Noeth says collectors who do not abide by the council's code of conduct have been deregistered.
About 12000 active debt collectors are effectively controlled in terms of the act, code of conduct and regulations.
"In the past year alone almost 500 applications a month were received. Besides registering debt collectors, the council has also speeded up its ability to investigate complaints more effectively," Noeth says.
He says the council remains concerned that the public are still not fully aware of their rights and responsibilities when they are confronted by debt collectors.
"We want to ensure the public, and especially the most vulnerable, that they are protected," Noeth says. "We have started information campaigns to ensure that they are fully aware of the protection the act affords them.
"If confronted by a debt collector you should ask if the person is registered with the council. If no proof of registration is provided, the person must be reported to the council immediately."
lWhen a debt collector contacts you, make sure the person is registered. Contact the council for clarification if necessary.
lA debt collector is a person who collects debts for a creditor for reward.

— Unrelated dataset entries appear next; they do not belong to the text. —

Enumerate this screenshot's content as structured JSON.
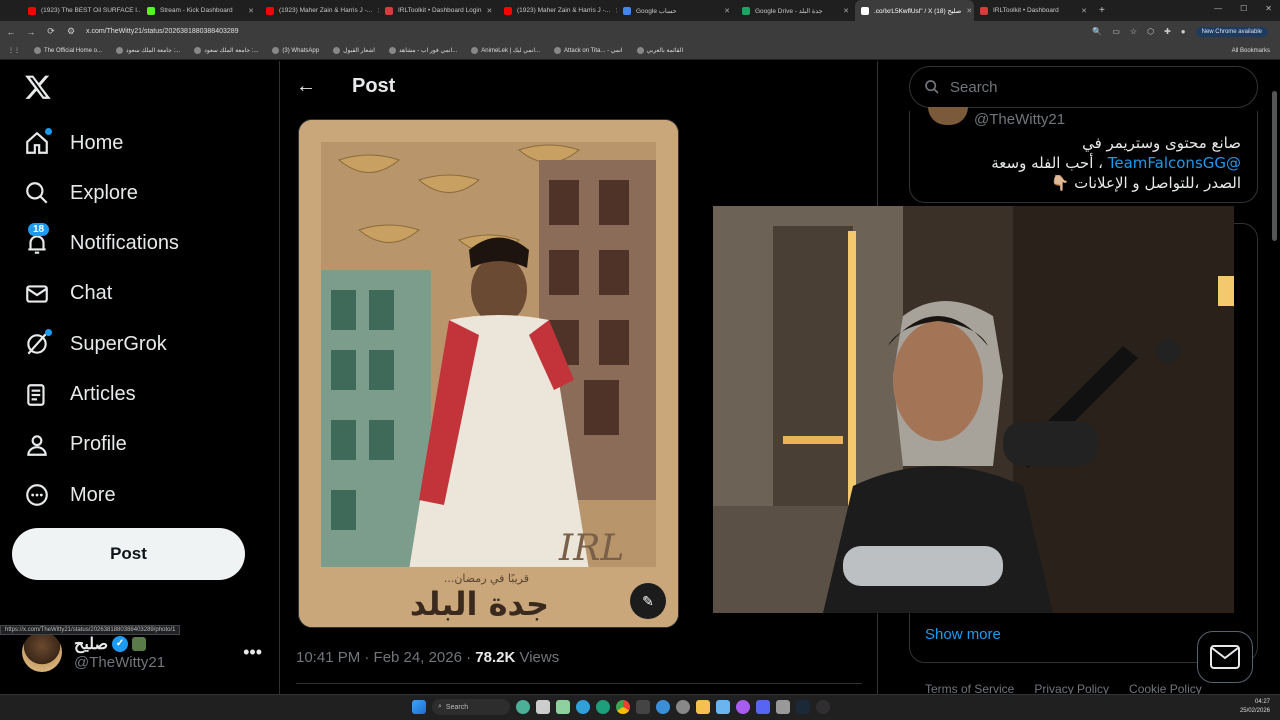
{
  "browser": {
    "tabs": [
      {
        "title": "(1923) The BEST Oil SURFACE l...",
        "color": "#ff0000",
        "active": false
      },
      {
        "title": "Stream - Kick Dashboard",
        "color": "#53fc18",
        "active": false
      },
      {
        "title": "(1923) Maher Zain & Harris J -...",
        "color": "#ff0000",
        "active": false
      },
      {
        "title": "IRLToolkit • Dashboard Login",
        "color": "#d83b3b",
        "active": false
      },
      {
        "title": "(1923) Maher Zain & Harris J -...",
        "color": "#ff0000",
        "active": false
      },
      {
        "title": "Google حساب",
        "color": "#4285f4",
        "active": false
      },
      {
        "title": "Google Drive - جدة البلد",
        "color": "#1fa463",
        "active": false
      },
      {
        "title": ".co/lxrL5KwflUsl\" / X صليح (18)",
        "color": "#ffffff",
        "active": true
      },
      {
        "title": "IRLToolkit • Dashboard",
        "color": "#d83b3b",
        "active": false
      }
    ],
    "new_tab": "+",
    "url": "x.com/TheWitty21/status/2026381880388403289",
    "update_label": "New Chrome available",
    "bookmarks": [
      "The Official Home o...",
      "جامعة الملك سعود :...",
      "جامعة الملك سعود :...",
      "(3) WhatsApp",
      "اشعار القبول",
      "انمي فور اب - مشاهد...",
      "AnimeLek | انمي ليك...",
      "Attack on Tita... - انمي",
      "القائمة بالعربي"
    ],
    "all_bookmarks": "All Bookmarks",
    "status_url": "https://x.com/TheWitty21/status/2026381880388403289/photo/1"
  },
  "nav": {
    "items": [
      {
        "label": "Home",
        "icon": "home-icon",
        "dot": true
      },
      {
        "label": "Explore",
        "icon": "search-icon"
      },
      {
        "label": "Notifications",
        "icon": "bell-icon",
        "badge": "18"
      },
      {
        "label": "Chat",
        "icon": "mail-icon"
      },
      {
        "label": "SuperGrok",
        "icon": "grok-icon",
        "dot": true
      },
      {
        "label": "Articles",
        "icon": "article-icon"
      },
      {
        "label": "Profile",
        "icon": "person-icon"
      },
      {
        "label": "More",
        "icon": "more-circle-icon"
      }
    ],
    "post_button": "Post",
    "account": {
      "name": "صليح",
      "handle": "@TheWitty21"
    }
  },
  "main": {
    "title": "Post",
    "image_text": {
      "title": "جدة البلد",
      "subtitle": "قريبًا في رمضان...",
      "logo": "IRL"
    },
    "meta": {
      "time": "10:41 PM · Feb 24, 2026 · ",
      "views_count": "78.2K",
      "views_label": " Views"
    }
  },
  "sidebar": {
    "search_placeholder": "Search",
    "profile_handle": "@TheWitty21",
    "bio_line1": "صانع محتوى وستريمر في",
    "bio_line2_mention": "@TeamFalconsGG",
    "bio_line2_rest": " ، أحب الفله وسعة",
    "bio_line3": "الصدر ،للتواصل و الإعلانات 👇🏼",
    "show_more": "Show more",
    "footer": [
      "Terms of Service",
      "Privacy Policy",
      "Cookie Policy"
    ]
  },
  "taskbar": {
    "search": "Search",
    "time": "04:27",
    "date": "25/02/2026"
  },
  "colors": {
    "accent": "#1d9bf0",
    "bg": "#000000",
    "border": "#2f3336",
    "muted": "#71767b"
  }
}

lAll debt collectors must register with the Council for Debt Collectors before they can operate. Failure to register is a criminal offence.
lDebt collectors must produce proof of registration on request.
lDebt collectors can contact debtors by mail, phone or in person.
lThey deliver documents and might even have a signed acknowledgement of debt. An acknowledgement of debt is when a debtor admits that he or she knows about the debt and then makes arrangements to pay it off in monthly installments.
Once signed, the debtor must pay or the debt collector can obtain a court order without telling the debtor.
lYou have the right to get legal advice before signing anything.
lDebtors may not to be harassed, humiliated embarrassed or threatened.
lHaving acknowledged a debt and having started to pay, the debtor has the right to receive a statement if requested, free of charge, once every six months.
lIf a debtor has a complaint about fees charged, have your account checked by the clerk of the magistrate's court.
lIf a debtor is dissatisfied with the action or conduct of a debt collector or unsure of his or her rights, contact the council at 012-804-9808 or e-mail email@example.com.
Debtors can also send complaints in a sworn affidavit to PO Box 836, Silverton, Pretoria, 8000.